▶ _TASK GOAL_
Without including the pictures, copy each line below exactly as it reads.

▶ _RECORDS SHOWN_
- - - - -

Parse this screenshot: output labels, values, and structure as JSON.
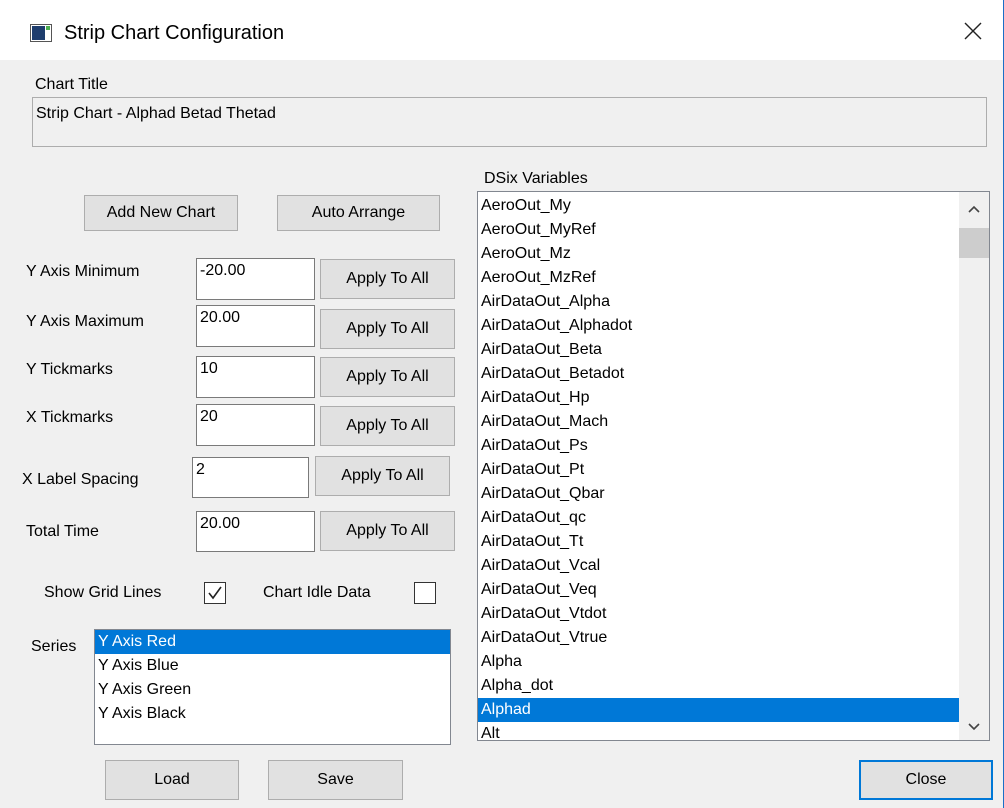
{
  "window": {
    "title": "Strip Chart Configuration"
  },
  "chart_title": {
    "label": "Chart Title",
    "value": "Strip Chart - Alphad Betad Thetad"
  },
  "buttons": {
    "add_new_chart": "Add New Chart",
    "auto_arrange": "Auto Arrange",
    "apply_to_all": "Apply To All",
    "load": "Load",
    "save": "Save",
    "close": "Close"
  },
  "fields": {
    "y_axis_min": {
      "label": "Y Axis Minimum",
      "value": "-20.00"
    },
    "y_axis_max": {
      "label": "Y Axis Maximum",
      "value": "20.00"
    },
    "y_tickmarks": {
      "label": "Y Tickmarks",
      "value": "10"
    },
    "x_tickmarks": {
      "label": "X Tickmarks",
      "value": "20"
    },
    "x_label_spacing": {
      "label": "X Label Spacing",
      "value": "2"
    },
    "total_time": {
      "label": "Total Time",
      "value": "20.00"
    }
  },
  "options": {
    "show_grid_lines": {
      "label": "Show Grid Lines",
      "checked": true
    },
    "chart_idle_data": {
      "label": "Chart Idle Data",
      "checked": false
    }
  },
  "series": {
    "label": "Series",
    "items": [
      "Y Axis Red",
      "Y Axis Blue",
      "Y Axis Green",
      "Y Axis Black"
    ],
    "selected_index": 0
  },
  "variables": {
    "label": "DSix Variables",
    "items": [
      "AeroOut_My",
      "AeroOut_MyRef",
      "AeroOut_Mz",
      "AeroOut_MzRef",
      "AirDataOut_Alpha",
      "AirDataOut_Alphadot",
      "AirDataOut_Beta",
      "AirDataOut_Betadot",
      "AirDataOut_Hp",
      "AirDataOut_Mach",
      "AirDataOut_Ps",
      "AirDataOut_Pt",
      "AirDataOut_Qbar",
      "AirDataOut_qc",
      "AirDataOut_Tt",
      "AirDataOut_Vcal",
      "AirDataOut_Veq",
      "AirDataOut_Vtdot",
      "AirDataOut_Vtrue",
      "Alpha",
      "Alpha_dot",
      "Alphad",
      "Alt"
    ],
    "selected_index": 21
  },
  "icons": {
    "app": "window-icon",
    "close": "close-icon",
    "checkmark": "checkmark-icon",
    "scroll_up": "chevron-up-icon",
    "scroll_down": "chevron-down-icon"
  },
  "colors": {
    "selection": "#0078d7",
    "window_bg": "#f0f0f0",
    "button_face": "#e1e1e1"
  }
}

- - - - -

▶ _RESULT FOR THIS EXERCISE_
Parse this screenshot: output labels, values, and structure as JSON.
{
  "window": {
    "title": "Strip Chart Configuration"
  },
  "chart_title": {
    "label": "Chart Title",
    "value": "Strip Chart - Alphad Betad Thetad"
  },
  "buttons": {
    "add_new_chart": "Add New Chart",
    "auto_arrange": "Auto Arrange",
    "apply_to_all": "Apply To All",
    "load": "Load",
    "save": "Save",
    "close": "Close"
  },
  "fields": {
    "y_axis_min": {
      "label": "Y Axis Minimum",
      "value": "-20.00"
    },
    "y_axis_max": {
      "label": "Y Axis Maximum",
      "value": "20.00"
    },
    "y_tickmarks": {
      "label": "Y Tickmarks",
      "value": "10"
    },
    "x_tickmarks": {
      "label": "X Tickmarks",
      "value": "20"
    },
    "x_label_spacing": {
      "label": "X Label Spacing",
      "value": "2"
    },
    "total_time": {
      "label": "Total Time",
      "value": "20.00"
    }
  },
  "options": {
    "show_grid_lines": {
      "label": "Show Grid Lines",
      "checked": true
    },
    "chart_idle_data": {
      "label": "Chart Idle Data",
      "checked": false
    }
  },
  "series": {
    "label": "Series",
    "items": [
      "Y Axis Red",
      "Y Axis Blue",
      "Y Axis Green",
      "Y Axis Black"
    ],
    "selected_index": 0
  },
  "variables": {
    "label": "DSix Variables",
    "items": [
      "AeroOut_My",
      "AeroOut_MyRef",
      "AeroOut_Mz",
      "AeroOut_MzRef",
      "AirDataOut_Alpha",
      "AirDataOut_Alphadot",
      "AirDataOut_Beta",
      "AirDataOut_Betadot",
      "AirDataOut_Hp",
      "AirDataOut_Mach",
      "AirDataOut_Ps",
      "AirDataOut_Pt",
      "AirDataOut_Qbar",
      "AirDataOut_qc",
      "AirDataOut_Tt",
      "AirDataOut_Vcal",
      "AirDataOut_Veq",
      "AirDataOut_Vtdot",
      "AirDataOut_Vtrue",
      "Alpha",
      "Alpha_dot",
      "Alphad",
      "Alt"
    ],
    "selected_index": 21
  },
  "icons": {
    "app": "window-icon",
    "close": "close-icon",
    "checkmark": "checkmark-icon",
    "scroll_up": "chevron-up-icon",
    "scroll_down": "chevron-down-icon"
  },
  "colors": {
    "selection": "#0078d7",
    "window_bg": "#f0f0f0",
    "button_face": "#e1e1e1"
  }
}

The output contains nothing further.